As you may know, I am a self-described refugee of the mainstream learning objects movement, but one of the projects we are working on strikes me as a legitimate and fascinating application and extension of that approach. The UOC has accumulated a huge collection of resources created for the teaching of statistics via its online distance courses. These resources include exercises, examples, textbook chapters and excerpts, applets and Flash animations, audio and video clips and equations. Presently, these resources are filed on a series of intranet drives and folders; browsing, searching and retrieval are difficult.
The project has proceeded so far with the intention of using the DSpace Repository system to store and share the resources. DSpace is a powerful, media-neutral system, widely adopted by a solid open source community. It is especially strong in terms of its provisioning for long-term archival of media. However, it has primarily been designed for the storage of open access scholarly publications and ePrints, not as an interactive space that supports the learning process.

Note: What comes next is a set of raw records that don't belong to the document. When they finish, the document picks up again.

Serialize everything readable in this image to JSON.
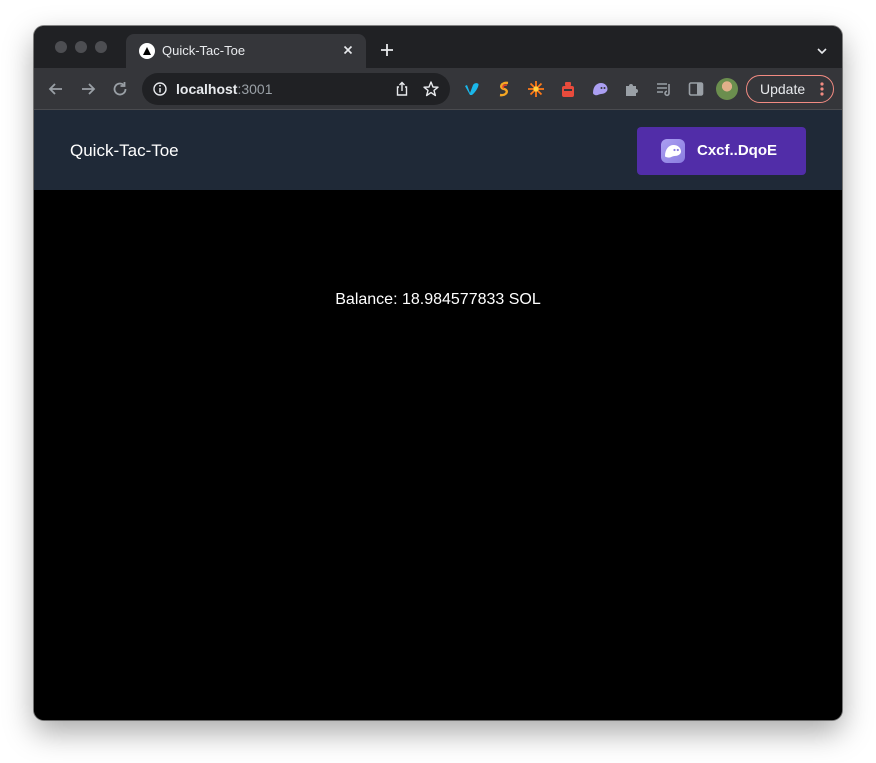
{
  "browser": {
    "tab": {
      "title": "Quick-Tac-Toe",
      "favicon": "nextjs-triangle-icon"
    },
    "omnibox": {
      "host": "localhost",
      "port": ":3001"
    },
    "update_label": "Update",
    "extensions": [
      "vimeo-icon",
      "swap-icon",
      "spark-icon",
      "gas-pump-icon",
      "phantom-icon",
      "puzzle-icon",
      "reading-list-icon",
      "side-panel-icon"
    ]
  },
  "app": {
    "title": "Quick-Tac-Toe",
    "wallet": {
      "label": "Cxcf..DqoE",
      "icon": "phantom-icon",
      "color": "#512da8"
    },
    "balance_text": "Balance: 18.984577833 SOL"
  },
  "colors": {
    "header_bg": "#1f2937",
    "page_bg": "#000000",
    "update_border": "#f28b82"
  }
}
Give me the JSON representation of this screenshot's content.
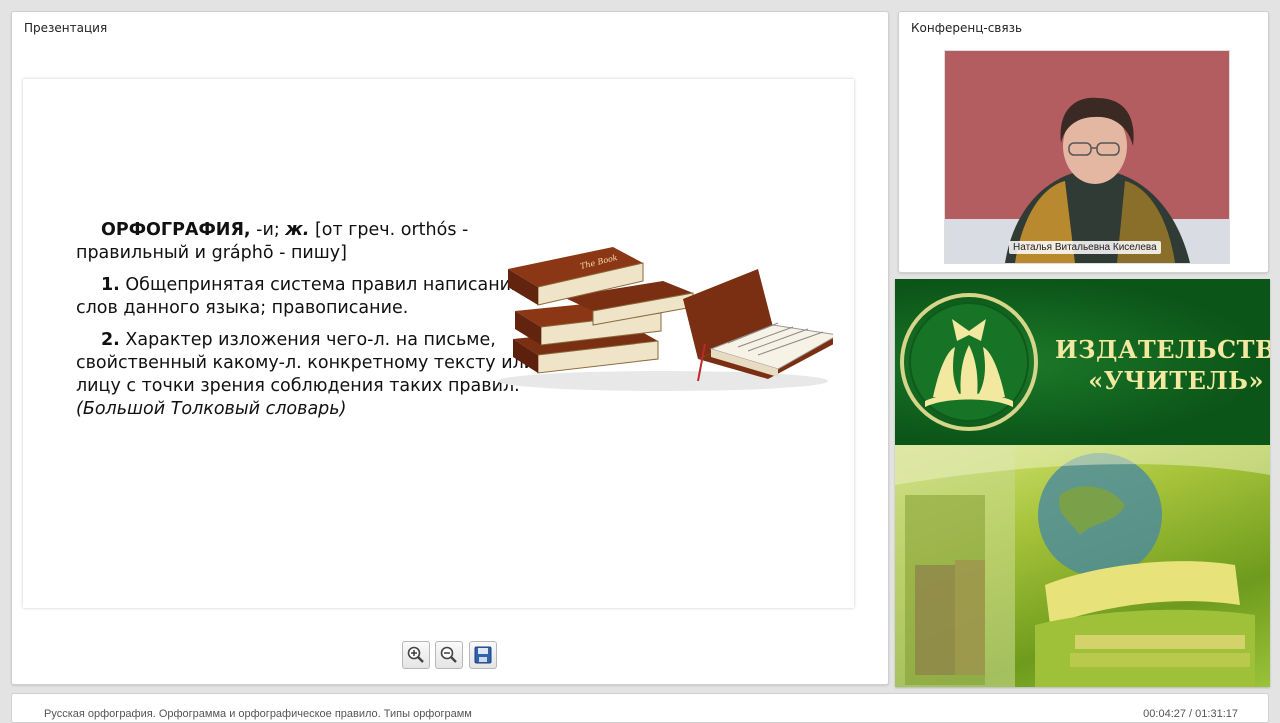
{
  "presentation": {
    "title": "Презентация",
    "slide": {
      "term": "ОРФОГРАФИЯ,",
      "term_suffix": " -и; ",
      "gender": "ж.",
      "etymology": " [от греч. orthós - правильный и gráphō - пишу]",
      "def1_num": "1.",
      "def1_text": " Общепринятая система правил написания слов данного языка; правописание.",
      "def2_num": "2.",
      "def2_text": " Характер изложения чего-л. на письме, свойственный какому-л. конкретному тексту или лицу с точки зрения соблюдения таких правил. ",
      "source": "(Большой Толковый словарь)",
      "book_label": "The Book"
    },
    "toolbar": {
      "zoom_in": "zoom-in-icon",
      "zoom_out": "zoom-out-icon",
      "save": "save-icon"
    }
  },
  "conference": {
    "title": "Конференц-связь",
    "speaker_name": "Наталья Витальевна Киселева"
  },
  "publisher": {
    "line1": "ИЗДАТЕЛЬСТВО",
    "line2": "«УЧИТЕЛЬ»",
    "colors": {
      "green": "#0b5518",
      "gold": "#f2e8a0"
    }
  },
  "footer": {
    "lesson_title": "Русская орфография. Орфограмма и орфографическое правило. Типы орфограмм",
    "time_current": "00:04:27",
    "time_separator": " / ",
    "time_total": "01:31:17"
  }
}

Julià likes to compare DSpace to an Egyptian pyramid – great for preserving the mummy, but maybe not a space you would want to live in.
So the primary question as I see it is can DSpace be extended so that the acts of searching and interaction around these resources can themselves be learning experiences?
Julià and I have spent a lot of time discussing how DSpace might serve as something of a “backend” application, one that can be augmented with something like a “social layer”. Could the API be used to support an interface that employs such new media features as tagging, ranking, annotation and discussion? I’ve done some searching, and so far have found nothing like what we are talking about, with the exception of an interesting presentation from HP Labs entitled Making DSpace Personal, which covers this ground very well, though not exactly in the senses we are considering.
Furthermore… I wonder if the concept of “Lenses” in the Connexions Project might be applicable.
I remember D’Arcy’s post about using Drupal as a socially-oriented content repository (we even tried to collaborate on building one for the Social Learning site, but the project ended up going in another direction), and I wonder if Drupal might be able to provide most of the “social layer” we are discussing.
Two other considerations that will merit follow-up posts on their own:
* Stephen Downes has written an epic, must-read article, The Future of Online Learning: Ten Years On, and he details so much there that is essential to consider in a process like this one.
* Julià showed me a fascinating site called El Rincon del Vago, which is essentially a sharing site for cheat sheets for students. It seems to me ad-supported sites like this have no choice but to pay close attention to what users want and how they want it presented, and we have much to learn from them. Indeed, I wonder if there might be a whole avenue of worthy study in the genre of illicit learning. I’m also keenly interested in how sites like these can motivate users to contribute the cheat sheets in the first place.
Any thoughts on anything above is very welcome – and may well contribute to the development of an open content site, one with a presentation model that can be useful to others in the community…